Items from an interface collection
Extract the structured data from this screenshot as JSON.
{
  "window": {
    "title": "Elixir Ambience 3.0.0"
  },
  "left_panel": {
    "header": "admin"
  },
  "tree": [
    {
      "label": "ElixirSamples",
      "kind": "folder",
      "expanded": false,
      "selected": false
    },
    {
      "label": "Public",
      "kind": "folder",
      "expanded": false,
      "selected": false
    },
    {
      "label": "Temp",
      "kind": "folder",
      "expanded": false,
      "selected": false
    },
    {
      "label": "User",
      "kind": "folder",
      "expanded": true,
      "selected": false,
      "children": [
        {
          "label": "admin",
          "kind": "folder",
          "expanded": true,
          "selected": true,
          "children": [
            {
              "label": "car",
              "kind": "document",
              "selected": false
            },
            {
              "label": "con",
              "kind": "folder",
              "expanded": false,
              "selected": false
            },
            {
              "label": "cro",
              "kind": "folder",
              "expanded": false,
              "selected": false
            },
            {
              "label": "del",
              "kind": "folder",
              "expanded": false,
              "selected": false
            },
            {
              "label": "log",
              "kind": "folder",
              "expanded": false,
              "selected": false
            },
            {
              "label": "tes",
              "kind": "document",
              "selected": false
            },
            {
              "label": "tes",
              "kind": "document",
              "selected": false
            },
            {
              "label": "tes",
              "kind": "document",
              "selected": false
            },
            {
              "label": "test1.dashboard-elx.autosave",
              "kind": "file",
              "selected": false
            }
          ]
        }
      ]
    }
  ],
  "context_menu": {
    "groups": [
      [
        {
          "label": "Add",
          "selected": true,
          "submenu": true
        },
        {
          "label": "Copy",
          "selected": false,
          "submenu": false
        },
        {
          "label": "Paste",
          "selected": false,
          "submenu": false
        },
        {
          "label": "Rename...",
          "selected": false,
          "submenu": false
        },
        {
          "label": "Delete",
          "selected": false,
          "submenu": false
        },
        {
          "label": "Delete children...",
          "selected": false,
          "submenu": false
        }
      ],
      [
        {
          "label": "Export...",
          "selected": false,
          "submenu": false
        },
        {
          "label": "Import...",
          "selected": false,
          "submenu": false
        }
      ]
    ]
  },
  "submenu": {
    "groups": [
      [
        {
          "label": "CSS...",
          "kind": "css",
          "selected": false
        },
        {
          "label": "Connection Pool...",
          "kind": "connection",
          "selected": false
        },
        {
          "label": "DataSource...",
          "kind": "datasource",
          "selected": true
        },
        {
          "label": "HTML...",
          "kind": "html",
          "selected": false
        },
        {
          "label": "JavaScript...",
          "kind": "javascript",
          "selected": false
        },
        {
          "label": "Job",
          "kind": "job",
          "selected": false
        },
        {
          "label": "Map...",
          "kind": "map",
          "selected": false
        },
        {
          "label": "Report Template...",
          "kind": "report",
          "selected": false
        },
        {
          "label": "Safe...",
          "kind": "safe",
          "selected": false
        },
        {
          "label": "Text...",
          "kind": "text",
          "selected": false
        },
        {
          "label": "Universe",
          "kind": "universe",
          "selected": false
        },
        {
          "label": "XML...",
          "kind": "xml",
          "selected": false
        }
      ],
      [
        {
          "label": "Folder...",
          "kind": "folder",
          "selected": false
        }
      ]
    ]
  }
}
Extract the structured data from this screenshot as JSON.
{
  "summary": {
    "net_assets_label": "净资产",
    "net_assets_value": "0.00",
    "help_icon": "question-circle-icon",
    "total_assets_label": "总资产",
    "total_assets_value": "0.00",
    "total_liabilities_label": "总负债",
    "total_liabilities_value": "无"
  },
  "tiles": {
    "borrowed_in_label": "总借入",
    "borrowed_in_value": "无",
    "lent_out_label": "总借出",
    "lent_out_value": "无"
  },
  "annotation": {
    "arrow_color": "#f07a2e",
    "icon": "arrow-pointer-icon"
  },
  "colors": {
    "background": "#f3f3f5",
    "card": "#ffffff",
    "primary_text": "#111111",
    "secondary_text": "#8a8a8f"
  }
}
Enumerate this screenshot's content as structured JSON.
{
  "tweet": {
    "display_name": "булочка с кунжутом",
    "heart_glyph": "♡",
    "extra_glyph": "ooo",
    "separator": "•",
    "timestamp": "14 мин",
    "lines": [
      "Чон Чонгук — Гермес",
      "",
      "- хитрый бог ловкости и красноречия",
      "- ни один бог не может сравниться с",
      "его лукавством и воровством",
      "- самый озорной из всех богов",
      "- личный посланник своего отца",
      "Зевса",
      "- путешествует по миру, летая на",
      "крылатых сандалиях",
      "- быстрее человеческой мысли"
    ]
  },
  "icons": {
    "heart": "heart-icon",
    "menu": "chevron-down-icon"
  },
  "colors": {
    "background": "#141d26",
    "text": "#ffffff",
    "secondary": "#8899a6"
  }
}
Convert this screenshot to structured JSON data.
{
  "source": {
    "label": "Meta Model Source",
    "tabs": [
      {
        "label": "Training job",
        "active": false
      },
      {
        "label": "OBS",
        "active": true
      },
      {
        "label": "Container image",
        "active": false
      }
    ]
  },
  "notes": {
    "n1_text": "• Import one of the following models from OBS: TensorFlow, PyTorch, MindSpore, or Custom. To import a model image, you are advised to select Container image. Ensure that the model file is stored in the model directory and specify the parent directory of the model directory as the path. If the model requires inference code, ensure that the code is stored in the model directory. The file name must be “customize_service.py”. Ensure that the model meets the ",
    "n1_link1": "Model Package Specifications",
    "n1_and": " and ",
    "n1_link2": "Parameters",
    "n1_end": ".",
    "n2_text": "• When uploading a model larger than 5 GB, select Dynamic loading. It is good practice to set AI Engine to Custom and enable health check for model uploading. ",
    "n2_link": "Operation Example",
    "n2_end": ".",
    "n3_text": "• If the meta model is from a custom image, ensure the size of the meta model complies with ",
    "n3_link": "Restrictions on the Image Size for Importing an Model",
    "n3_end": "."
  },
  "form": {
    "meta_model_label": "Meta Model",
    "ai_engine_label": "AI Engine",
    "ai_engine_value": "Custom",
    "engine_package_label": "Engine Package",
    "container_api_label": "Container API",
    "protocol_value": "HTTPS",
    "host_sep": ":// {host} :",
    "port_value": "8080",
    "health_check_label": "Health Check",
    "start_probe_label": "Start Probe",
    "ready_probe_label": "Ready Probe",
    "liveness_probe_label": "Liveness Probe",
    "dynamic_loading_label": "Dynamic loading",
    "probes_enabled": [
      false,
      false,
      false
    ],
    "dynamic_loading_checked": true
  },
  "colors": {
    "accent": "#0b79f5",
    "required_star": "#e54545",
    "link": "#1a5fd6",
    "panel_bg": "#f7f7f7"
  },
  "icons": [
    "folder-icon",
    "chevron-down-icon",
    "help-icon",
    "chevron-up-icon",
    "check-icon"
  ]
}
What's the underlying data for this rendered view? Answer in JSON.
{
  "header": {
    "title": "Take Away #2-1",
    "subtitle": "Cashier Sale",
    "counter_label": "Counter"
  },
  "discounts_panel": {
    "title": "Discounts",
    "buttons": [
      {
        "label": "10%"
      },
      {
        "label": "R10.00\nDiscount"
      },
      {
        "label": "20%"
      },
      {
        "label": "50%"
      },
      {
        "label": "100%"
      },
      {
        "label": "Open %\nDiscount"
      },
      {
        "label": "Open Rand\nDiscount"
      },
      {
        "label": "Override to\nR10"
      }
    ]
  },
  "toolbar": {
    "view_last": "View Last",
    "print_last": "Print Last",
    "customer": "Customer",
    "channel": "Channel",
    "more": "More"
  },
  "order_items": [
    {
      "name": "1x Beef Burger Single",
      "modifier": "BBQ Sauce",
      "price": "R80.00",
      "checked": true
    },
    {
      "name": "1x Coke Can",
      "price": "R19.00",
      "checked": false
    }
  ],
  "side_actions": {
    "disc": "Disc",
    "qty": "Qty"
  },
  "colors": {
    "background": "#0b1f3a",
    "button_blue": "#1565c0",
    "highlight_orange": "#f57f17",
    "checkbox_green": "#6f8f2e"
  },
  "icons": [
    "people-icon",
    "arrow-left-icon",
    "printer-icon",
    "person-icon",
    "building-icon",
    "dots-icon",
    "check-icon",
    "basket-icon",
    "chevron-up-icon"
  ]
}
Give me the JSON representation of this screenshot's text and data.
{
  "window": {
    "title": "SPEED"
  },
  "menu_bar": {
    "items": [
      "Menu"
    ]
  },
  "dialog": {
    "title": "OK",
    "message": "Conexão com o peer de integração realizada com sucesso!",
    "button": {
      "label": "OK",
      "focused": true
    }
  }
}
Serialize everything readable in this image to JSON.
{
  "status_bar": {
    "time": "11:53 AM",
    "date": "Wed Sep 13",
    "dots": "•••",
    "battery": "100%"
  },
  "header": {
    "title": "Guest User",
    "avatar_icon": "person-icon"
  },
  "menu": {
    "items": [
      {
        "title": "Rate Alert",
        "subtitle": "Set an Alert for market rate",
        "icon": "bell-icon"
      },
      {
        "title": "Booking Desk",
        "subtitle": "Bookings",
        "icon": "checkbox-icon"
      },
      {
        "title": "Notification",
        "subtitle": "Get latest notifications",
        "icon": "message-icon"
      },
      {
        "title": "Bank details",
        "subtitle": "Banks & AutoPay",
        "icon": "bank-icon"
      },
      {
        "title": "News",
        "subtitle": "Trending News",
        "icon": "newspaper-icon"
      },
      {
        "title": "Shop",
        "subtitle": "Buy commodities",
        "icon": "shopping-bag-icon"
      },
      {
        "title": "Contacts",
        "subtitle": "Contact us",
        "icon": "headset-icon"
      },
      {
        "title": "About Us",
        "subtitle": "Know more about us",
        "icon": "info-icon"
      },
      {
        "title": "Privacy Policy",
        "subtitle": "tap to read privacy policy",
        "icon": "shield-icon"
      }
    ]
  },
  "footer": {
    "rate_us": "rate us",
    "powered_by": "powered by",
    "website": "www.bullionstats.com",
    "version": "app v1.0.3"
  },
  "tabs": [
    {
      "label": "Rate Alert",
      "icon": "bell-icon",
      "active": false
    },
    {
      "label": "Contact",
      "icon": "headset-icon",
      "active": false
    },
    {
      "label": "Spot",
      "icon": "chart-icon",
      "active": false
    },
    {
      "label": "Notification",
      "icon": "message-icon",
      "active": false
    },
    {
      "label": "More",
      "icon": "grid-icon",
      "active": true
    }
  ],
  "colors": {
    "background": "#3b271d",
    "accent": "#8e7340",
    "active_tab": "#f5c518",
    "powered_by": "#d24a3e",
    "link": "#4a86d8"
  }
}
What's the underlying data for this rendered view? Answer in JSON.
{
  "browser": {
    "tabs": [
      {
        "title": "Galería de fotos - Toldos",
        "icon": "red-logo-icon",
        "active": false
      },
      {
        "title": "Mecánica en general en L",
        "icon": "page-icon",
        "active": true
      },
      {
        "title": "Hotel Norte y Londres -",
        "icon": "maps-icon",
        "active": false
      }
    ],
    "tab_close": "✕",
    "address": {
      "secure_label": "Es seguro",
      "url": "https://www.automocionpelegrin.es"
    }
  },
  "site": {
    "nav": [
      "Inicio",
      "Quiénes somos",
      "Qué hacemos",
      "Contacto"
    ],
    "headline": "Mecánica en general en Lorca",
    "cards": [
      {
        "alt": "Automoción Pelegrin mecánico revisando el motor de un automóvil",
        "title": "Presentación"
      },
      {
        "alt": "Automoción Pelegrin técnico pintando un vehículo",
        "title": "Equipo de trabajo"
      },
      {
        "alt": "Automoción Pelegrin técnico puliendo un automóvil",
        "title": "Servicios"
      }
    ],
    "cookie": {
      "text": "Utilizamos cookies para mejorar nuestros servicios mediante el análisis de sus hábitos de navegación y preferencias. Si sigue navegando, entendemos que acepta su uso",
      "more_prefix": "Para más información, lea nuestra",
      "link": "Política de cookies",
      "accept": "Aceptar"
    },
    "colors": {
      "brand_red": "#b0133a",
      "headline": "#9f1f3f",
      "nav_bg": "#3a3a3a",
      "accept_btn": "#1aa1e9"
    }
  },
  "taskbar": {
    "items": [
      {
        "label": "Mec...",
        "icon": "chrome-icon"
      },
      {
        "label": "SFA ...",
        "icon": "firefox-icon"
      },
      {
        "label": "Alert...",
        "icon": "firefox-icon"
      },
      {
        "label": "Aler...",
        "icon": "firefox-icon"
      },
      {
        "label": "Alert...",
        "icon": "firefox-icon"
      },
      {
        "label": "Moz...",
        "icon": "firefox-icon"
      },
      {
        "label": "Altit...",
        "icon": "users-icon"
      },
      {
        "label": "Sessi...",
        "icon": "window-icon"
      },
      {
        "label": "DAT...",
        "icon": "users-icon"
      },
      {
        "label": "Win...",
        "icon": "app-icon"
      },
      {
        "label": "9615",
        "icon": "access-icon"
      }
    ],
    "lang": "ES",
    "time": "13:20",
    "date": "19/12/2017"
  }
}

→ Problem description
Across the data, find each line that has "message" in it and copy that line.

→ Result of this task
    "message": "Conexão com o peer de integração realizada com sucesso!",
        "icon": "message-icon"
      "icon": "message-icon",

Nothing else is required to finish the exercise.